You always hate to put too many expectations on a young player who was just taken in a draft. That’s all the more true in baseball, when there’s almost always a fairly lengthy period of development and preparation in the minor leagues before said player will even be ready to test himself at the game’s highest level.
But every situation is different. And last night’s draft seemed to represent a rare match of a desperate franchise with an exceptionally well-suited top selection when the Orioles chose Oregon State catcher Adley Rutschman first overall.
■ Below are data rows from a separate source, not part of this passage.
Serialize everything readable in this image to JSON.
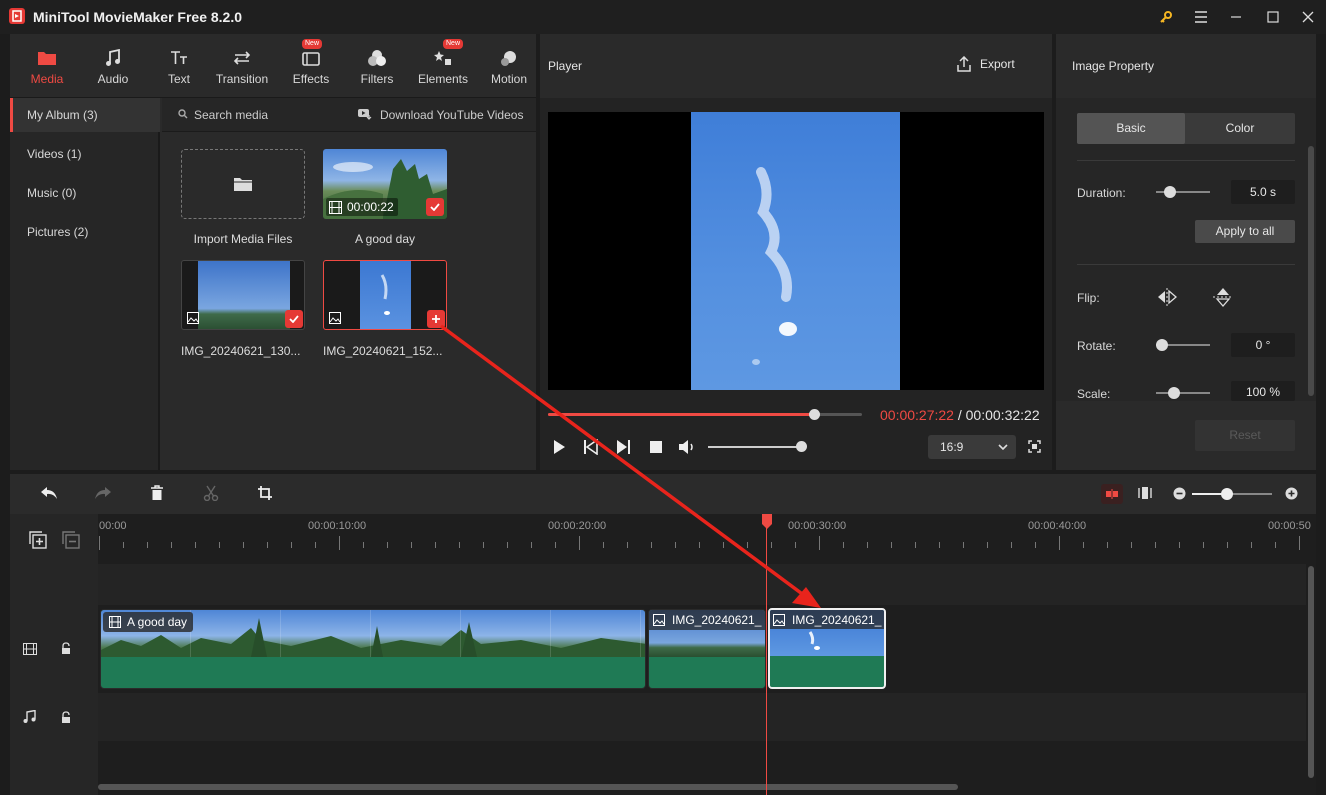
{
  "app": {
    "title": "MiniTool MovieMaker Free 8.2.0"
  },
  "toolbar": {
    "tabs": [
      {
        "label": "Media",
        "icon": "folder-icon",
        "active": true,
        "badge": ""
      },
      {
        "label": "Audio",
        "icon": "music-note-icon",
        "active": false,
        "badge": ""
      },
      {
        "label": "Text",
        "icon": "text-icon",
        "active": false,
        "badge": ""
      },
      {
        "label": "Transition",
        "icon": "transition-arrows-icon",
        "active": false,
        "badge": ""
      },
      {
        "label": "Effects",
        "icon": "effects-icon",
        "active": false,
        "badge": "New"
      },
      {
        "label": "Filters",
        "icon": "filters-icon",
        "active": false,
        "badge": ""
      },
      {
        "label": "Elements",
        "icon": "elements-icon",
        "active": false,
        "badge": "New"
      },
      {
        "label": "Motion",
        "icon": "motion-icon",
        "active": false,
        "badge": ""
      }
    ]
  },
  "album": {
    "items": [
      {
        "label": "My Album (3)",
        "active": true
      },
      {
        "label": "Videos (1)",
        "active": false
      },
      {
        "label": "Music (0)",
        "active": false
      },
      {
        "label": "Pictures (2)",
        "active": false
      }
    ]
  },
  "media": {
    "search_label": "Search media",
    "download_label": "Download YouTube Videos",
    "import_label": "Import Media Files",
    "items": [
      {
        "label": "A good day",
        "duration": "00:00:22",
        "type": "video"
      },
      {
        "label": "IMG_20240621_130...",
        "type": "image"
      },
      {
        "label": "IMG_20240621_152...",
        "type": "image"
      }
    ]
  },
  "player": {
    "title": "Player",
    "export_label": "Export",
    "current_time": "00:00:27:22",
    "separator": " / ",
    "total_time": "00:00:32:22",
    "progress": 0.84,
    "volume": 0.85,
    "aspect": "16:9"
  },
  "property": {
    "title": "Image Property",
    "tab_basic": "Basic",
    "tab_color": "Color",
    "duration_label": "Duration:",
    "duration_value": "5.0 s",
    "apply_all": "Apply to all",
    "flip_label": "Flip:",
    "rotate_label": "Rotate:",
    "rotate_value": "0 °",
    "scale_label": "Scale:",
    "scale_value": "100 %",
    "reset_label": "Reset"
  },
  "timeline": {
    "ruler": [
      "00:00",
      "00:00:10:00",
      "00:00:20:00",
      "00:00:30:00",
      "00:00:40:00",
      "00:00:50"
    ],
    "clips": [
      {
        "label": "A good day",
        "type": "video"
      },
      {
        "label": "IMG_20240621_",
        "type": "image"
      },
      {
        "label": "IMG_20240621_",
        "type": "image",
        "selected": true
      }
    ],
    "playhead_seconds": 27.7
  },
  "colors": {
    "accent": "#ef4a43",
    "sky": "#4f86d6",
    "grass": "#1f7a55"
  }
}
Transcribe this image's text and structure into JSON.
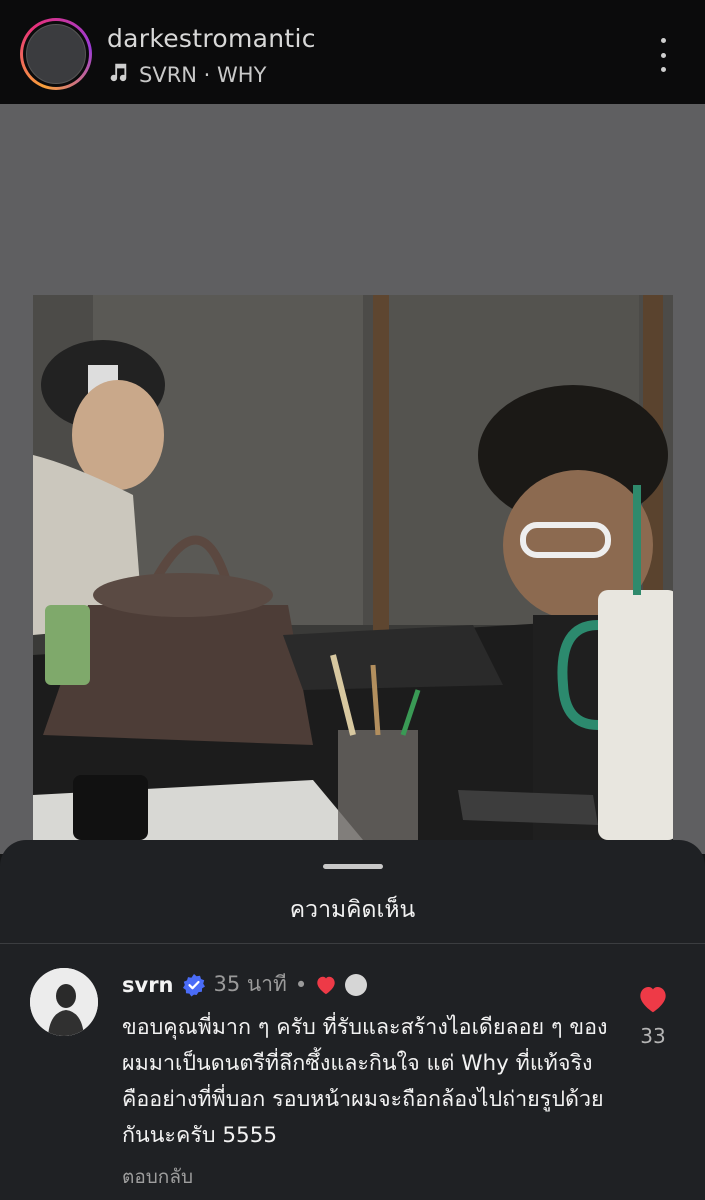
{
  "header": {
    "username": "darkestromantic",
    "music_icon": "music-note-icon",
    "music": "SVRN · WHY",
    "more_icon": "more-vertical-icon"
  },
  "sheet": {
    "title": "ความคิดเห็น"
  },
  "comment": {
    "username": "svrn",
    "verified_icon": "verified-badge-icon",
    "time": "35 นาที",
    "separator": "•",
    "text": "ขอบคุณพี่มาก ๆ ครับ ที่รับและสร้างไอเดียลอย ๆ ของผมมาเป็นดนตรีที่ลึกซึ้งและกินใจ แต่ Why ที่แท้จริงคืออย่างที่พี่บอก  รอบหน้าผมจะถือกล้องไปถ่ายรูปด้วยกันนะครับ 5555",
    "reply": "ตอบกลับ",
    "like_count": "33",
    "like_color": "#ee3a47",
    "verified_color": "#4a6cf7"
  }
}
By definition, teams selecting first overall are in a tough spot when it comes to their MLB roster. It’s awfully tough to turn a club around immediately after pacing the league in losses in the prior season. But the Orioles were in especially dire straits after a calamitous attempt at one more season of contention before launching a rebuild.
The on-field product at Camden Yards was really poor last year and remains so at present. While the farm system isn’t barren, it was and is generally regarded as a bottom-third outfit. And the club’s new front office leadership is only just starting the arduous task of building out an international operation.
The first overall draft pick is a nice consolation prize for a wretched season; it’s one the O’s may well pick up for multiple years running. But it doesn’t always convey as much draft power as you might wish. The Diamondbacks, not the Orioles, had the highest overall spending capacity this year since they were able to secure some lofty comp selections.
More importantly, you’re always limited by the players available. Last year, the Tigers were glad to find Casey Mize at 1-1, though pitching prospects are always riskier. The Astros were able to get creative back in 2012, selecting Carlos Correa instead of consensus top prospect Byron Buxton and reallocating some bonus space for later draft targets. But that was only possible because there were two exceptional talents. In some years, there aren’t any slam dunks. Browse back through the recent history of top overall picks and you’ll find quite a few that did not stand out as obvious selections at the time (and haven’t necessarily worked out as hoped).
With the first overall pick, you want a combination of upside and floor. You want it all in terms of talent and makeup. Preferably the player is not just toolsy but advanced enough to be a relatively near-term MLB option. And when you’re in as deep a hole as the Orioles, especially, you are hoping that this special player is capable of taking on the immense pressure that comes with such a selection.
On the surface, Rutschman is all of that and more. He’s a switch-hitting catcher with outstanding abilities on both sides of the ball and a history of performance at the highest levels of the collegiate ranks.
True, there were some other blue chippers in this class. In particular, second overall selection Bobby Witt Jr. had a case to get the top nod. He’s got all the tools and comes with big league bloodlines. If you’re wary of putting too much stock in a guy who’ll take a lot of wear and tear behind the dish, maybe Witt was a better selection. As a high schooler, he wouldn’t be expected to push immediately towards the majors.
Expectations are certainly lofty for Rutschman. He already led OSU to a title. As an advanced college player, he’ll be expected to perform well out of the gates and move swiftly up to the bigs … where team-level expectations will immediately rise.
Rutschman spoke last night in a way that should resonate with Orioles fans: “I’m going to control what I can control and play the best that I can play and work as hard as I can. I think everything else is going to take care of itself.” It’s a humble statement on the surface, but one that’s also laden with expectations when you consider the context. With Rutschman leading the way, will everything else fall into place for the Orioles?